Historically, Australia has based its chlamydia prevention strategies on the number of diagnoses notified. However, in 2013 the number of notifications among people aged 15 years and older (n=82 484) represents only 23% of all estimated incident infections (n=356 000 according to this study) in the year. Thus, the estimated incidence-to-notification ratio in Australia was 4.3 in 2013. This also implies that 77% of new chlamydia infections remain undiagnosed. Our findings also suggest that incident infections of chlamydia more than doubled between 2001 and 2013, from 160 000 to 356 000 infections. However, this relative change (120%) is substantially less than the increase (>300%) in numbers of chlamydia notifications reported during the same time. This clearly demonstrates that the increase in the scale of the infection as observed by the trends in notification numbers has been misleading and is somewhat an artefact of increased testing.11
This study has reported a new approach to estimating chlamydia incidence in the general population using routine testing and notification data. Other countries that collate and report data on chlamydia diagnoses and testing numbers can also use this method to estimate chlamydia incidence.
The estimated total number of people acquiring chlamydia per year in Australia has increased by ∼120% over 12 years.
The estimated ratio of incidence to notification in Australia was 4.3 in 2013.
A Bayesian statistical approach, using routine testing and notification data, can be employed to estimate incidence.
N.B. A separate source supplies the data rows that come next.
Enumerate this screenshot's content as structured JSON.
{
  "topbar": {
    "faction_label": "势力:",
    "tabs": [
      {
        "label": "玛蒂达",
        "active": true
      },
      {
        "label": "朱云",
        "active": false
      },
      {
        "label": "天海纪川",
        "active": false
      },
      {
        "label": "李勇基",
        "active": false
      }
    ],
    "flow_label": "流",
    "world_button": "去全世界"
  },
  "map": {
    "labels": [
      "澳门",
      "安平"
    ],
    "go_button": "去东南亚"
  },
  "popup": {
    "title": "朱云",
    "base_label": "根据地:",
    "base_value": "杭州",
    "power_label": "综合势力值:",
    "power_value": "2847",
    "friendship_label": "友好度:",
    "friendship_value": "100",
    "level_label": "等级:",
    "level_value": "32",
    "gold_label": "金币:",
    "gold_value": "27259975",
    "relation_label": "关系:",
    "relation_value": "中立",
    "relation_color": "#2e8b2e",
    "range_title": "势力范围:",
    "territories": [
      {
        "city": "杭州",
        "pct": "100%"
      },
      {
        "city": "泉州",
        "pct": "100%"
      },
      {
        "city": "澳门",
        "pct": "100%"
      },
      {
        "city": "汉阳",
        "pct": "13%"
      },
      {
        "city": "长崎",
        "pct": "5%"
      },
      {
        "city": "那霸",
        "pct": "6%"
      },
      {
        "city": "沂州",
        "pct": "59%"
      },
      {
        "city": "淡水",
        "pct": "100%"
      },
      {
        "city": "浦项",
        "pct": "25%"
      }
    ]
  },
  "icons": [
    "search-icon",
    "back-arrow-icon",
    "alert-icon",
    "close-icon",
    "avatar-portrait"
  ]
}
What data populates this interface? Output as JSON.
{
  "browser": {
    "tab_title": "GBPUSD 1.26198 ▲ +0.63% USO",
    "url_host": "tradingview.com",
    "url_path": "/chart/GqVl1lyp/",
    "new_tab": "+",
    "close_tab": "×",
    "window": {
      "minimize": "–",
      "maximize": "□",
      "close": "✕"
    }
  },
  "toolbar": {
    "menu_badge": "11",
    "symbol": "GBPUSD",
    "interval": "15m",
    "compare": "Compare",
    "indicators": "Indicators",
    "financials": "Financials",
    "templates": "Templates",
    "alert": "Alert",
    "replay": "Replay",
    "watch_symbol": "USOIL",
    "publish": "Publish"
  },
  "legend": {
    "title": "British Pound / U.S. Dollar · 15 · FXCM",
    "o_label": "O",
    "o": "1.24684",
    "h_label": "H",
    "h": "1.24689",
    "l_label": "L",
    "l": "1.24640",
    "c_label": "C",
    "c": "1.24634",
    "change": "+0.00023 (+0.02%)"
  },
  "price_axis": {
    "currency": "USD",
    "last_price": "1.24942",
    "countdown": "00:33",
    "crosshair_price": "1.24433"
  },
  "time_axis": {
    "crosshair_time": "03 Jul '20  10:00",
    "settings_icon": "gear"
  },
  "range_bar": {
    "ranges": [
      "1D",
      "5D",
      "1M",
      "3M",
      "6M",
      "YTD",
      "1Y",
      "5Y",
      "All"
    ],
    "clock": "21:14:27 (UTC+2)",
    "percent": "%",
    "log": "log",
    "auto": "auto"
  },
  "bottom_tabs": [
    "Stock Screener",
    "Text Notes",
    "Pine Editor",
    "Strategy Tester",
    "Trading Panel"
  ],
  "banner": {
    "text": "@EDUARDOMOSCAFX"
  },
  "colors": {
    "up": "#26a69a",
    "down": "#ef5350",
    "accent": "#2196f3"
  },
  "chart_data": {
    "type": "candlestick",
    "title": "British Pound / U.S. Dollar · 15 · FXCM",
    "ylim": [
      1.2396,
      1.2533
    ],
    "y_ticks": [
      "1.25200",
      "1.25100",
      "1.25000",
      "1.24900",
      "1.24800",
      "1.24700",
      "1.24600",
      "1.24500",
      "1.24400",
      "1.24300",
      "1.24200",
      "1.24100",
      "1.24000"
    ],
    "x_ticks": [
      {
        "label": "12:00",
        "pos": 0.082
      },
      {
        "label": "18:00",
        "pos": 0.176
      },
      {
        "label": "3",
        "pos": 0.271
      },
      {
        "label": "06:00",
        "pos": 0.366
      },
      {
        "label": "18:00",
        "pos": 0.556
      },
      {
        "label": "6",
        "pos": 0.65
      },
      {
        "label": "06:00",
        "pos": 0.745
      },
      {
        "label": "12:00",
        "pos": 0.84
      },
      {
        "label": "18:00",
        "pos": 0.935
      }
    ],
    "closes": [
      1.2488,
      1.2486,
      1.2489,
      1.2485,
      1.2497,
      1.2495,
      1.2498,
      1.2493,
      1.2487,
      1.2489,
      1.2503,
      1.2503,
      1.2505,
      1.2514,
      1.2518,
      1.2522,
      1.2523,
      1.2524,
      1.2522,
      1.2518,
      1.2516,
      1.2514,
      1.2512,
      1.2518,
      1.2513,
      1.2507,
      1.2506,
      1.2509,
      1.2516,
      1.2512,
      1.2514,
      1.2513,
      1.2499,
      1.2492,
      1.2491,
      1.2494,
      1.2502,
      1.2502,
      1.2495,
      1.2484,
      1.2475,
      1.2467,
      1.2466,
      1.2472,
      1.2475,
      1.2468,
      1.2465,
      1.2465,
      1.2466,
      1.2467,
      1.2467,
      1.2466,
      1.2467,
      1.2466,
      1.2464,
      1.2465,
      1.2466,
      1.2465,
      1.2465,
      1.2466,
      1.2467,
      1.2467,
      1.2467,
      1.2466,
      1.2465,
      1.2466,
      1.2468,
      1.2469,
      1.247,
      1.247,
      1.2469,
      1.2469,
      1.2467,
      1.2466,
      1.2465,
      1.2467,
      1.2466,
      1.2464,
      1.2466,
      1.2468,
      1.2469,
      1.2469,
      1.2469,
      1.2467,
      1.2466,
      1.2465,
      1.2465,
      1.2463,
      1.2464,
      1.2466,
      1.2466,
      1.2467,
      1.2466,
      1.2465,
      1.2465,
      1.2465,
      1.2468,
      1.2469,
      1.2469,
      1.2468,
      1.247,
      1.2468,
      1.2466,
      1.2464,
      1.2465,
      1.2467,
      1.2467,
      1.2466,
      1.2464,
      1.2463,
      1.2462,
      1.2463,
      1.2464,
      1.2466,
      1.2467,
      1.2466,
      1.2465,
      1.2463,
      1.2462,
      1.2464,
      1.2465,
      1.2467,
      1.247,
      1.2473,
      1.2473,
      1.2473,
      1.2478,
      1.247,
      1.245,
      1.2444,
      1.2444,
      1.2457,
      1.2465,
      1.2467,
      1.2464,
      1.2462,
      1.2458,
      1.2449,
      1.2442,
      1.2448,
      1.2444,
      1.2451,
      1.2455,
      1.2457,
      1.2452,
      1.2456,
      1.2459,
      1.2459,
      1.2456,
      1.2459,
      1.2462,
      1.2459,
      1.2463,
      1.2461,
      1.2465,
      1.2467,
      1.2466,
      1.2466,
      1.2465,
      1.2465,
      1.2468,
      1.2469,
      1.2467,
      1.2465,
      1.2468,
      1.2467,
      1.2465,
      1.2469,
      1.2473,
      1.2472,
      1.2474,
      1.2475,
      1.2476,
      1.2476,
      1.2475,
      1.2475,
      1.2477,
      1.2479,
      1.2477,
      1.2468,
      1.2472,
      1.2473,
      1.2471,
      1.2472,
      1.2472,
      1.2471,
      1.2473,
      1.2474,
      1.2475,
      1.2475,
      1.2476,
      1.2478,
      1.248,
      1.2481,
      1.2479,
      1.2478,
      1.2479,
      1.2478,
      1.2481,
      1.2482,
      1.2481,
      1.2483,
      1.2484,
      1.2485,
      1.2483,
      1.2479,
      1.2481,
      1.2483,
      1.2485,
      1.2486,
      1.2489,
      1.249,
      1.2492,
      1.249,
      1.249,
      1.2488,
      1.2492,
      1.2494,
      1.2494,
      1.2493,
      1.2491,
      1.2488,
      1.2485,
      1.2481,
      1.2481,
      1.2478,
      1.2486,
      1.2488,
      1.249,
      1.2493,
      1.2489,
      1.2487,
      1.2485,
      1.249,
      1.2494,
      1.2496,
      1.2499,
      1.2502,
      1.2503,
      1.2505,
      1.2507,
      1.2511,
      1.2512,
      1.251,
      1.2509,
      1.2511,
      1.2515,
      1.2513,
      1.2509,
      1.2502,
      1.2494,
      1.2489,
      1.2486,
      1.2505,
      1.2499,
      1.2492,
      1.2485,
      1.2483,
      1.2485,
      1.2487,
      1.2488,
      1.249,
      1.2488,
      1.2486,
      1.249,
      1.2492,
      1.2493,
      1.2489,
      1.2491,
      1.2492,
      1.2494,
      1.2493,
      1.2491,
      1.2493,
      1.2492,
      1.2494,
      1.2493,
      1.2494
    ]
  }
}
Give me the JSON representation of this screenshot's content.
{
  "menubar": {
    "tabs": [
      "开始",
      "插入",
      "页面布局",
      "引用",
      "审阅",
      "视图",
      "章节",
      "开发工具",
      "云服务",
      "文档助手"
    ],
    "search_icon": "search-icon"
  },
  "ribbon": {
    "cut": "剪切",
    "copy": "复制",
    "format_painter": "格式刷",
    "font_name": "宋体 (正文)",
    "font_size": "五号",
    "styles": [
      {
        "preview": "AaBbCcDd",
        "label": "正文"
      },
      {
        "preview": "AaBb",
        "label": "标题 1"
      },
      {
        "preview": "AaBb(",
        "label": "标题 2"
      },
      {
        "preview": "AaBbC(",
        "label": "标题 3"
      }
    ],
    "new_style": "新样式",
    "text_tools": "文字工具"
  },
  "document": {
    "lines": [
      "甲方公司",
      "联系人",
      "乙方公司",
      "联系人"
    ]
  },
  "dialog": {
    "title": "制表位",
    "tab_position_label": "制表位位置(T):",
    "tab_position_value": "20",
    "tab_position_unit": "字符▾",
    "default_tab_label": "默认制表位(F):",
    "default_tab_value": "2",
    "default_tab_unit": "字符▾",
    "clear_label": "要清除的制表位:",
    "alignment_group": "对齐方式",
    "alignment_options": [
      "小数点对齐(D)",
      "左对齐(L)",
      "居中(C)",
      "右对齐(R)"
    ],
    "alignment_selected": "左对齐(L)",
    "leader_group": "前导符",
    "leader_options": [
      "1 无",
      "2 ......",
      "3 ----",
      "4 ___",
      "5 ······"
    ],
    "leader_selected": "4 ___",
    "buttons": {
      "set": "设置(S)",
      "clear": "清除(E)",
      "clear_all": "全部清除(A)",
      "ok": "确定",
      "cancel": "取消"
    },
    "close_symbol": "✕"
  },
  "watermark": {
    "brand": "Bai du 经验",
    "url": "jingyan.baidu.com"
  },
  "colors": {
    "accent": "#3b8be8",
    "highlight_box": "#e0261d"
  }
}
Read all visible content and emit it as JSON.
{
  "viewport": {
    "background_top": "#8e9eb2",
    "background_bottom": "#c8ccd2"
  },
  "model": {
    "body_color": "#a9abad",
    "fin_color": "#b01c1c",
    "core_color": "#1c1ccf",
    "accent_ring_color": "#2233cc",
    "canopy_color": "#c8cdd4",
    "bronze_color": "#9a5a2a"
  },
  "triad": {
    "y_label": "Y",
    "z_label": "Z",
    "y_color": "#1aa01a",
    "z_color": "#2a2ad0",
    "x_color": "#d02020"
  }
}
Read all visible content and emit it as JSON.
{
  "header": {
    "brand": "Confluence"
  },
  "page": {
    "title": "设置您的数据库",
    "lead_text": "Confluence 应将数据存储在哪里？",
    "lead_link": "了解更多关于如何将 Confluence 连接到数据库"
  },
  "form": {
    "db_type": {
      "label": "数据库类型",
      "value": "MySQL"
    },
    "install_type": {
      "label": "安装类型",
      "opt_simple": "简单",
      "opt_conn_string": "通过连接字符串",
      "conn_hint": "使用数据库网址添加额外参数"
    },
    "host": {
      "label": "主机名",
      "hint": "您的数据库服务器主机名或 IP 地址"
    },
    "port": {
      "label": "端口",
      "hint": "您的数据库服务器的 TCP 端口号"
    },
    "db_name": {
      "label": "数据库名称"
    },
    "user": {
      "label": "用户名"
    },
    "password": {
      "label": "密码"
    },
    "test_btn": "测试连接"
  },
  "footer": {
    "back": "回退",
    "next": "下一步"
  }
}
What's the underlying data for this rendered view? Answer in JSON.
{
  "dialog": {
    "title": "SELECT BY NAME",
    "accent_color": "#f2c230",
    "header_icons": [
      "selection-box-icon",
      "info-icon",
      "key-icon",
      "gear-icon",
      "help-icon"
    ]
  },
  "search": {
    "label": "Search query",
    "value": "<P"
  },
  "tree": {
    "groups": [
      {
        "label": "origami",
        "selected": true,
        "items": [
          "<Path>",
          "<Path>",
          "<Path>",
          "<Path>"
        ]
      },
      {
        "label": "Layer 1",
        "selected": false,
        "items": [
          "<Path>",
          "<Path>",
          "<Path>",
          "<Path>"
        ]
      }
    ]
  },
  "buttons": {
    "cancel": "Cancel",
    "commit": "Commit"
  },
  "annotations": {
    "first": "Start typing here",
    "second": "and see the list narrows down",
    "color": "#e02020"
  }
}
The authors acknowledge funding from the Australian Government Department of Health and the Australian Research Council (FT0991990 (DPW), FT110100250 (JMC)). The views expressed in this publication do not necessarily represent the position of the Australian Government. The Kirby Institute is affiliated with the Faculty of Medicine, UNSW Australia.
Handling editor Jackie A Cassell
Collaborators The Australian chlamydia incidence estimation group included the Mathematics in Industry Study Group (MISG) team: Chris C. Drovandi, David Harman, Ewan Cameron, Glenn Fulford, Jannah Baker, James M. McCaw, James Urquhart, Laith Yakob, Mick Roberts, Roslyn Hickson, Wei Xian Lim; Kirby team: Ann McDonald, Basil Donovan, David Regan, David Wilson, Hammad Ali, John M Kaldor, Melanie Middleton, Rebecca J Guy.
Contributors DPW and BD conceptualised the study; HA collected data for the study with input from MM and CE-H; EC designed and ran the model with assistance from JMM and CCD and DPW, RJG, JSH, JMK and BD provided input on the model estimate; HA drafted the manuscript with assistance from EC and DPW and input from JMM, CCD, RJG, CE-H, JSH and BD.
Funding Australian Government Department of Health; Australian Research Council.
Competing interests None.
Provenance and peer review Not commissioned; externally peer reviewed.
If you wish to reuse any or all of this article please use the link below which will take you to the Copyright Clearance Center’s RightsLink service. You will be able to get a quick price and instant permission to reuse the content in many different ways.